  • Impact on First Nations and Inuit Clients: The exclusion of CCCs and other qualified, unregulated practitioners from the NIHB program limits the availability of culturally competent and accessible mental health services for First Nations and Inuit clients, particularly in unregulated provinces and territories. This is especially significant given the unique mental health challenges and needs within these communities.
  • Alternative Models in Other Jurisdictions: The First Nations Health Authority in British Columbia includes CCCs under their program, which suggests a model that could be expanded to other regions. This inclusion underlines the feasibility of recognizing CCCs within federal health programs and points to an inconsistency in approach between different jurisdictions.
  • Barrier to Mental Health Equity: The current policy may inadvertently contribute to inequities in mental health service access. Clients in unregulated areas may face fewer choices and potentially longer wait times for services, impacting their overall mental health outcomes.

Also important to note:

  • Growing Demand for Services: There was an increase in NIHB benefits usage from over 25,000 clients in the fiscal year 2021–22 to more than 27,000 in 2022–23. This indicates a rising demand for mental health services among the eligible populations.
  • Insufficient Provider Enrollment: Despite the increasing demand, there were only 4,500 mental health counselling providers enrolled with the NIHB Program as of December 2022. This gap between the demand for services and the availability of providers underscores the urgent need for expanding provider eligibility.
  • Potential Relief by Including CCCs: Reinstating CCCs as eligible providers under the NIHB could significantly alleviate the pressure on existing mental health services and emergency resources. CCCs are well-qualified and meet many of the same professional standards as those required in regulated provinces.
  • Impact on Indigenous Practitioners and Communities: The current policy restricts Indigenous practitioners, particularly those who are CCCs, from practicing and billing within their own communities and traditional territories. This limitation not only reduces access to culturally informed care but also neglects the valuable cultural expertise and lived experience that Indigenous practitioners bring to mental health services.
  • Mental Health as a Growing Priority: Mental health is the fastest-growing benefit area within the NIHB program, highlighting the critical need for access to practitioners who are culturally competent and understand the unique socio-political influences affecting the daily lives and mental health of Indigenous peoples.
  • Need for Policy Change: Changing NIHB policy to include CCCs could improve mental health outcomes by ensuring a more responsive and culturally sensitive healthcare system, thereby addressing both the growing demand and the unique needs of Indigenous communities.
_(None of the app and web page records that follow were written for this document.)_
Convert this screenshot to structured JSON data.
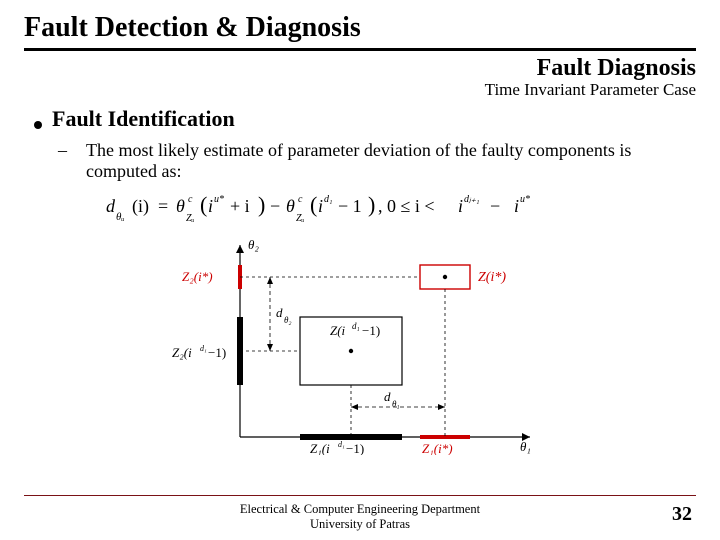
{
  "title": "Fault Detection & Diagnosis",
  "subtitle": "Fault Diagnosis",
  "subtitle_caption": "Time Invariant Parameter Case",
  "bullet1": "Fault Identification",
  "bullet2": "The most likely estimate of parameter deviation of the faulty components is computed as:",
  "formula": {
    "lhs": "d",
    "lhs_sub": "θᵤ",
    "lhs_arg": "(i)",
    "eq": "=",
    "t1": "θ",
    "t1_sup": "c",
    "t1_sub": "Zᵤ",
    "t1_arg_a": "i",
    "t1_arg_a_sup": "u*",
    "t1_plus": "+ i",
    "minus": "−",
    "t2": "θ",
    "t2_sup": "c",
    "t2_sub": "Zᵤ",
    "t2_arg_a": "i",
    "t2_arg_a_sup": "d₁",
    "t2_arg_b": "− 1",
    "range_a": ", 0 ≤ i < ",
    "range_b": "i",
    "range_b_sup": "dⱼ₊₁",
    "range_c": " − ",
    "range_d": "i",
    "range_d_sup": "u*"
  },
  "diagram": {
    "y_axis": "θ₂",
    "x_axis": "θ₁",
    "z2_istar": "Z₂(i*)",
    "z2_id1": "Z₂(i^{d₁}−1)",
    "d_theta2": "d_{θ₂}",
    "d_theta1": "d_{θ₁}",
    "z_id1": "Z(i^{d₁}−1)",
    "z_istar": "Z(i*)",
    "z1_id1": "Z₁(i^{d₁}−1)",
    "z1_istar": "Z₁(i*)"
  },
  "footer_line1": "Electrical & Computer Engineering Department",
  "footer_line2": "University of Patras",
  "page_number": "32"
}
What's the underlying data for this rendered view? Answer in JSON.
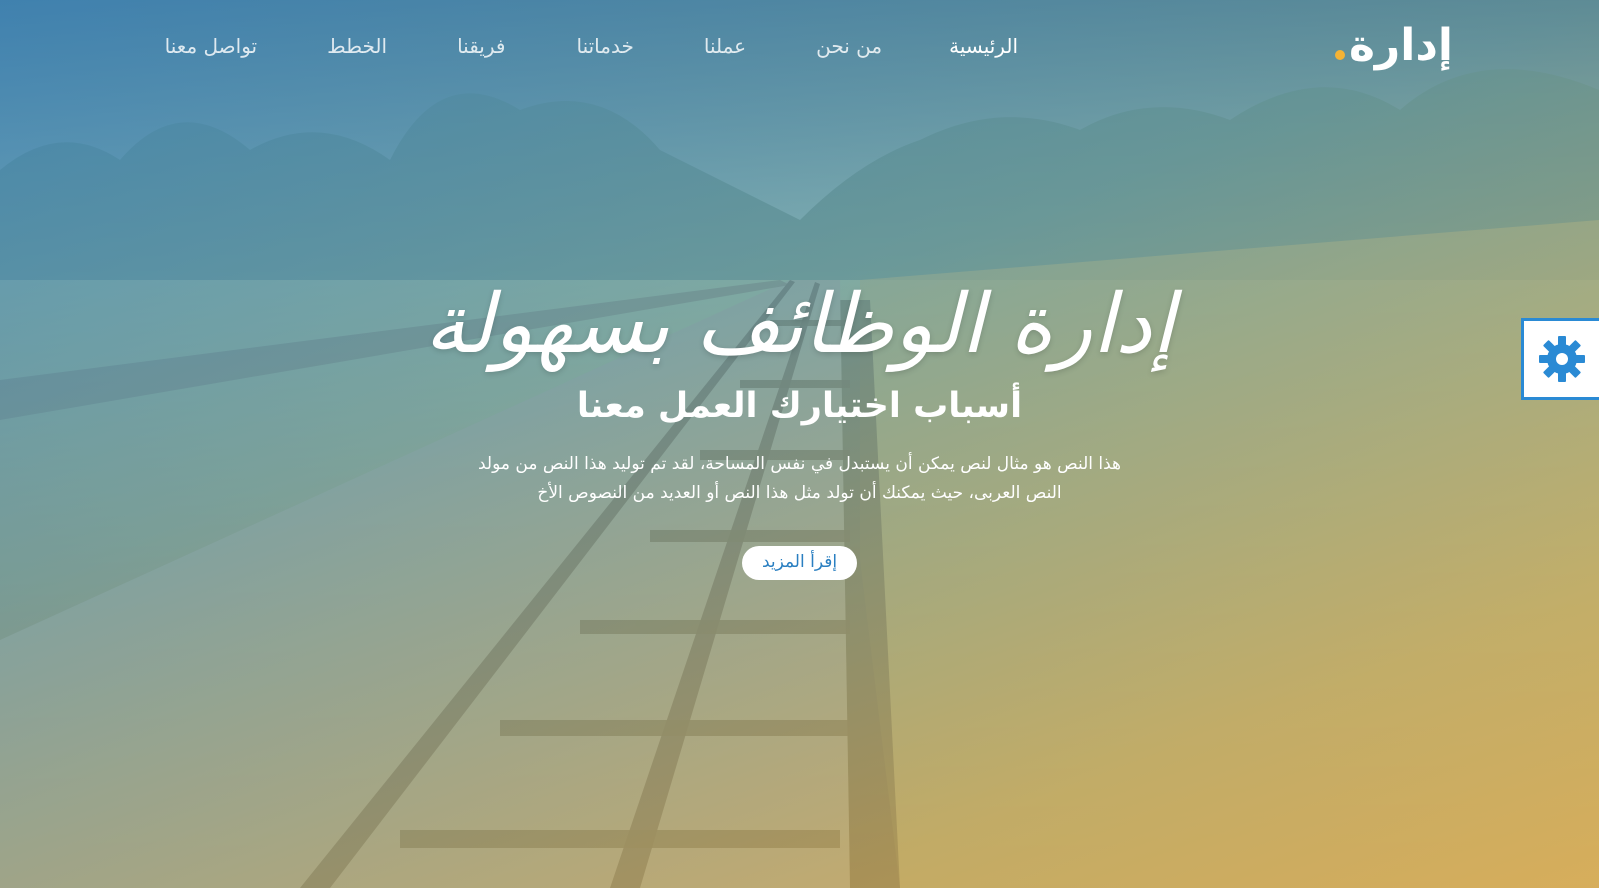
{
  "brand": {
    "name": "إدارة",
    "dot_color": "#f5b335"
  },
  "nav": {
    "items": [
      {
        "label": "الرئيسية",
        "active": true
      },
      {
        "label": "من نحن"
      },
      {
        "label": "عملنا"
      },
      {
        "label": "خدماتنا"
      },
      {
        "label": "فريقنا"
      },
      {
        "label": "الخطط"
      },
      {
        "label": "تواصل معنا"
      }
    ]
  },
  "hero": {
    "title": "إدارة الوظائف بسهولة",
    "subtitle": "أسباب اختيارك العمل معنا",
    "text": "هذا النص هو مثال لنص يمكن أن يستبدل في نفس المساحة، لقد تم توليد هذا النص من مولد النص العربى، حيث يمكنك أن تولد مثل هذا النص أو العديد من النصوص الأخ",
    "button_label": "إقرأ المزيد"
  },
  "settings": {
    "icon": "gear-icon",
    "color": "#2a8ad4"
  },
  "colors": {
    "overlay_top": "#408cc4",
    "overlay_bottom": "#f6be5a",
    "button_text": "#2a7fc1"
  }
}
To learn more about this critical advocacy effort and find out how you can contribute, leave your email address on the Indigenous Initiatives homepage by filling out the form at the bottom.  Join us in this vital call for the reinstatement of over 1500 CCCs to the NIHB mental health program, ensuring equitable access to counselling and psychotherapy services for Indigenous peoples across Canada.